▽

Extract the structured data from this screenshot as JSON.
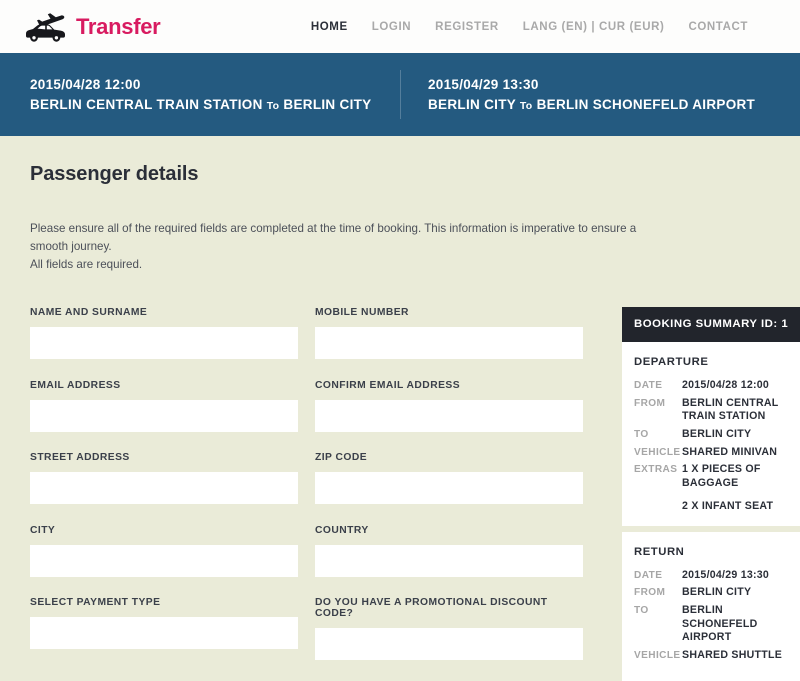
{
  "header": {
    "logo_text": "Transfer",
    "logo_icons": [
      "airplane-icon",
      "car-icon"
    ],
    "brand_color": "#d81b60",
    "nav": [
      {
        "label": "HOME",
        "active": true
      },
      {
        "label": "LOGIN",
        "active": false
      },
      {
        "label": "REGISTER",
        "active": false
      },
      {
        "label": "LANG (EN) | CUR (EUR)",
        "active": false
      },
      {
        "label": "CONTACT",
        "active": false
      }
    ]
  },
  "trip_banner": {
    "background_color": "#245a80",
    "outbound": {
      "datetime": "2015/04/28 12:00",
      "from": "BERLIN CENTRAL TRAIN STATION",
      "to_word": "To",
      "to": "BERLIN CITY"
    },
    "return": {
      "datetime": "2015/04/29 13:30",
      "from": "BERLIN CITY",
      "to_word": "To",
      "to": "BERLIN SCHONEFELD AIRPORT"
    }
  },
  "main": {
    "title": "Passenger details",
    "intro_line1": "Please ensure all of the required fields are completed at the time of booking. This information is imperative to ensure a smooth journey.",
    "intro_line2": "All fields are required.",
    "fields": [
      {
        "label": "NAME AND SURNAME",
        "value": "",
        "placeholder": "",
        "type": "text"
      },
      {
        "label": "MOBILE NUMBER",
        "value": "",
        "placeholder": "",
        "type": "text"
      },
      {
        "label": "EMAIL ADDRESS",
        "value": "",
        "placeholder": "",
        "type": "text"
      },
      {
        "label": "CONFIRM EMAIL ADDRESS",
        "value": "",
        "placeholder": "",
        "type": "text"
      },
      {
        "label": "STREET ADDRESS",
        "value": "",
        "placeholder": "",
        "type": "text"
      },
      {
        "label": "ZIP CODE",
        "value": "",
        "placeholder": "",
        "type": "text"
      },
      {
        "label": "CITY",
        "value": "",
        "placeholder": "",
        "type": "text"
      },
      {
        "label": "COUNTRY",
        "value": "",
        "placeholder": "",
        "type": "text"
      },
      {
        "label": "SELECT PAYMENT TYPE",
        "value": "",
        "placeholder": "",
        "type": "select"
      },
      {
        "label": "DO YOU HAVE A PROMOTIONAL DISCOUNT CODE?",
        "value": "",
        "placeholder": "",
        "type": "text"
      }
    ]
  },
  "summary": {
    "header_label": "BOOKING SUMMARY ID: 1",
    "header_bg": "#22252c",
    "departure": {
      "section_title": "DEPARTURE",
      "rows": [
        {
          "key": "DATE",
          "value": "2015/04/28 12:00"
        },
        {
          "key": "FROM",
          "value": "BERLIN CENTRAL TRAIN STATION"
        },
        {
          "key": "TO",
          "value": "BERLIN CITY"
        },
        {
          "key": "VEHICLE",
          "value": "SHARED MINIVAN"
        },
        {
          "key": "EXTRAS",
          "value": "1 X PIECES OF BAGGAGE"
        }
      ],
      "extra_second": "2 X INFANT SEAT"
    },
    "return": {
      "section_title": "RETURN",
      "rows": [
        {
          "key": "DATE",
          "value": "2015/04/29 13:30"
        },
        {
          "key": "FROM",
          "value": "BERLIN CITY"
        },
        {
          "key": "TO",
          "value": "BERLIN SCHONEFELD AIRPORT"
        },
        {
          "key": "VEHICLE",
          "value": "SHARED SHUTTLE"
        }
      ]
    }
  }
}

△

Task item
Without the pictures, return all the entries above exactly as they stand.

Solved exercise
Extract the structured data from this screenshot as JSON.
{
  "header": {
    "logo_text": "Transfer",
    "logo_icons": [
      "airplane-icon",
      "car-icon"
    ],
    "brand_color": "#d81b60",
    "nav": [
      {
        "label": "HOME",
        "active": true
      },
      {
        "label": "LOGIN",
        "active": false
      },
      {
        "label": "REGISTER",
        "active": false
      },
      {
        "label": "LANG (EN) | CUR (EUR)",
        "active": false
      },
      {
        "label": "CONTACT",
        "active": false
      }
    ]
  },
  "trip_banner": {
    "background_color": "#245a80",
    "outbound": {
      "datetime": "2015/04/28 12:00",
      "from": "BERLIN CENTRAL TRAIN STATION",
      "to_word": "To",
      "to": "BERLIN CITY"
    },
    "return": {
      "datetime": "2015/04/29 13:30",
      "from": "BERLIN CITY",
      "to_word": "To",
      "to": "BERLIN SCHONEFELD AIRPORT"
    }
  },
  "main": {
    "title": "Passenger details",
    "intro_line1": "Please ensure all of the required fields are completed at the time of booking. This information is imperative to ensure a smooth journey.",
    "intro_line2": "All fields are required.",
    "fields": [
      {
        "label": "NAME AND SURNAME",
        "value": "",
        "placeholder": "",
        "type": "text"
      },
      {
        "label": "MOBILE NUMBER",
        "value": "",
        "placeholder": "",
        "type": "text"
      },
      {
        "label": "EMAIL ADDRESS",
        "value": "",
        "placeholder": "",
        "type": "text"
      },
      {
        "label": "CONFIRM EMAIL ADDRESS",
        "value": "",
        "placeholder": "",
        "type": "text"
      },
      {
        "label": "STREET ADDRESS",
        "value": "",
        "placeholder": "",
        "type": "text"
      },
      {
        "label": "ZIP CODE",
        "value": "",
        "placeholder": "",
        "type": "text"
      },
      {
        "label": "CITY",
        "value": "",
        "placeholder": "",
        "type": "text"
      },
      {
        "label": "COUNTRY",
        "value": "",
        "placeholder": "",
        "type": "text"
      },
      {
        "label": "SELECT PAYMENT TYPE",
        "value": "",
        "placeholder": "",
        "type": "select"
      },
      {
        "label": "DO YOU HAVE A PROMOTIONAL DISCOUNT CODE?",
        "value": "",
        "placeholder": "",
        "type": "text"
      }
    ]
  },
  "summary": {
    "header_label": "BOOKING SUMMARY ID: 1",
    "header_bg": "#22252c",
    "departure": {
      "section_title": "DEPARTURE",
      "rows": [
        {
          "key": "DATE",
          "value": "2015/04/28 12:00"
        },
        {
          "key": "FROM",
          "value": "BERLIN CENTRAL TRAIN STATION"
        },
        {
          "key": "TO",
          "value": "BERLIN CITY"
        },
        {
          "key": "VEHICLE",
          "value": "SHARED MINIVAN"
        },
        {
          "key": "EXTRAS",
          "value": "1 X PIECES OF BAGGAGE"
        }
      ],
      "extra_second": "2 X INFANT SEAT"
    },
    "return": {
      "section_title": "RETURN",
      "rows": [
        {
          "key": "DATE",
          "value": "2015/04/29 13:30"
        },
        {
          "key": "FROM",
          "value": "BERLIN CITY"
        },
        {
          "key": "TO",
          "value": "BERLIN SCHONEFELD AIRPORT"
        },
        {
          "key": "VEHICLE",
          "value": "SHARED SHUTTLE"
        }
      ]
    }
  }
}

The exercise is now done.